Whenever my son-in-law asks me a question on a biblical issue, my daughter would interject with a reminder: “Dad, don’t start from Genesis and go on to Revelation, okay? Just a one-sentence answer would do.”
In other words, a tweet (a one-sentence sound-bite) and not a blog post (a wordy essay.)
The intended point of a story is easily lost in a sound-bite. The point we get from sound-bites is usually of our own making. You know that this happens all the time.
“And beginning with Moses and all the Prophets…” (Luke 24:27). When Jesus wanted to open blind eyes to see Himself as the risen Christ, He started at the beginning, with Moses (law). He worked His way through to the Prophets (prophecy/message/judgment) and so on down the line.
In our time, this process would require many long blog posts and many unhurried conversations - the art (and joy), I’m afraid, we have lost in our hurry-hurry world.
Consider the bible’s use of metaphors to convey meaning.
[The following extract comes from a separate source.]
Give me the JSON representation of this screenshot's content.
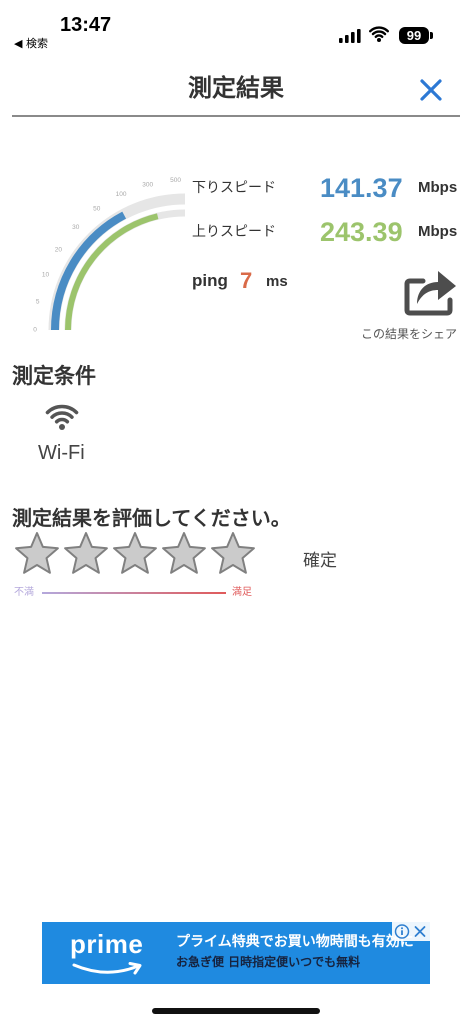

For example, “the law was our guardian until Christ came” (Galatians 3:24 ESV). The word “guardian” is translated as “schoolmaster” in the KJV; “tutor” in the NASB. A clear point was intended. The “guardian” refers to a pedagogue (a “teacher”). However, Paul uses this term to express a specific Jewish concept - that of a servant, whose responsibility it was to supervise, to care for, and to safeguard the morals of underaged boys from well-to-do families.
In this context, the pedagogue’s main duty was not instruction but supervision.
The point of the law can now come into view. It is “to bring us unto Christ, that we might be justified by faith.” (Gal 3:24 KJV). According to Adam Clarke, “the law did not teach us the living, saving knowledge; but, by its rites and ceremonies, and especially by its sacrifices, it directed us to Christ, that we might be justified by faith.”
The Apostle Paul made this abundantly clear in Romans 10:4, “For Christ is the end of the law for righteousness to everyone who believes.”
“Moses and all the Prophets...” were always going to reveal a person’s need for a Divine Redeemer. To get the revelation requires the fellowship and the joy of unhurried conversations.
Pastor Robert Chew